-- Problem to work on --
Set down the entries that follow exactly as written, leaving out any images.

[Dataset rows describing interfaces]

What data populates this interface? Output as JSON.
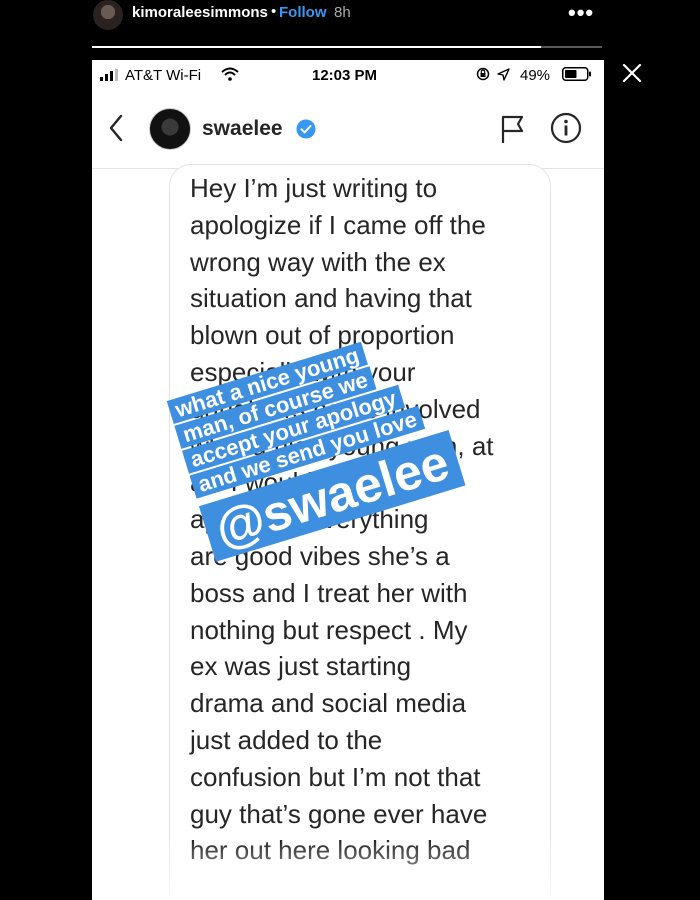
{
  "story": {
    "username": "kimoraleesimmons",
    "separator": "•",
    "follow_label": "Follow",
    "time_ago": "8h",
    "more_label": "•••",
    "progress": 0.88
  },
  "status_bar": {
    "carrier": "AT&T Wi-Fi",
    "time": "12:03 PM",
    "battery_percent": "49%"
  },
  "dm": {
    "username": "swaelee",
    "message_lines": [
      "Hey I’m just writing to",
      "apologize if I came off the",
      "wrong way with the ex",
      "situation and having that",
      "blown out of proportion",
      "especially with your",
      "daughters name involved",
      "what a nice young man, at",
      "all. I would like to",
      "apologize everything",
      "are good vibes she’s a",
      "boss and I treat her with",
      "nothing but respect . My",
      "ex was just starting",
      "drama and social media",
      "just added to the",
      "confusion but I’m not that",
      "guy that’s gone ever have",
      "her out here looking bad"
    ]
  },
  "caption": {
    "lines": [
      "what a nice young",
      "man, of course we",
      "accept your apology",
      "and we send you love"
    ],
    "mention": "@swaelee"
  },
  "colors": {
    "accent": "#3897f0",
    "caption_bg": "#3e8fe0",
    "background": "#000000"
  },
  "icons": [
    "close-icon",
    "signal-icon",
    "wifi-icon",
    "rotation-lock-icon",
    "location-arrow-icon",
    "battery-icon",
    "back-chevron-icon",
    "verified-badge-icon",
    "flag-icon",
    "info-icon"
  ]
}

-- Result of the exercise --
What data populates this interface? Output as JSON.
{
  "story": {
    "username": "kimoraleesimmons",
    "separator": "•",
    "follow_label": "Follow",
    "time_ago": "8h",
    "more_label": "•••",
    "progress": 0.88
  },
  "status_bar": {
    "carrier": "AT&T Wi-Fi",
    "time": "12:03 PM",
    "battery_percent": "49%"
  },
  "dm": {
    "username": "swaelee",
    "message_lines": [
      "Hey I’m just writing to",
      "apologize if I came off the",
      "wrong way with the ex",
      "situation and having that",
      "blown out of proportion",
      "especially with your",
      "daughters name involved",
      "what a nice young man, at",
      "all. I would like to",
      "apologize everything",
      "are good vibes she’s a",
      "boss and I treat her with",
      "nothing but respect . My",
      "ex was just starting",
      "drama and social media",
      "just added to the",
      "confusion but I’m not that",
      "guy that’s gone ever have",
      "her out here looking bad"
    ]
  },
  "caption": {
    "lines": [
      "what a nice young",
      "man, of course we",
      "accept your apology",
      "and we send you love"
    ],
    "mention": "@swaelee"
  },
  "colors": {
    "accent": "#3897f0",
    "caption_bg": "#3e8fe0",
    "background": "#000000"
  },
  "icons": [
    "close-icon",
    "signal-icon",
    "wifi-icon",
    "rotation-lock-icon",
    "location-arrow-icon",
    "battery-icon",
    "back-chevron-icon",
    "verified-badge-icon",
    "flag-icon",
    "info-icon"
  ]
}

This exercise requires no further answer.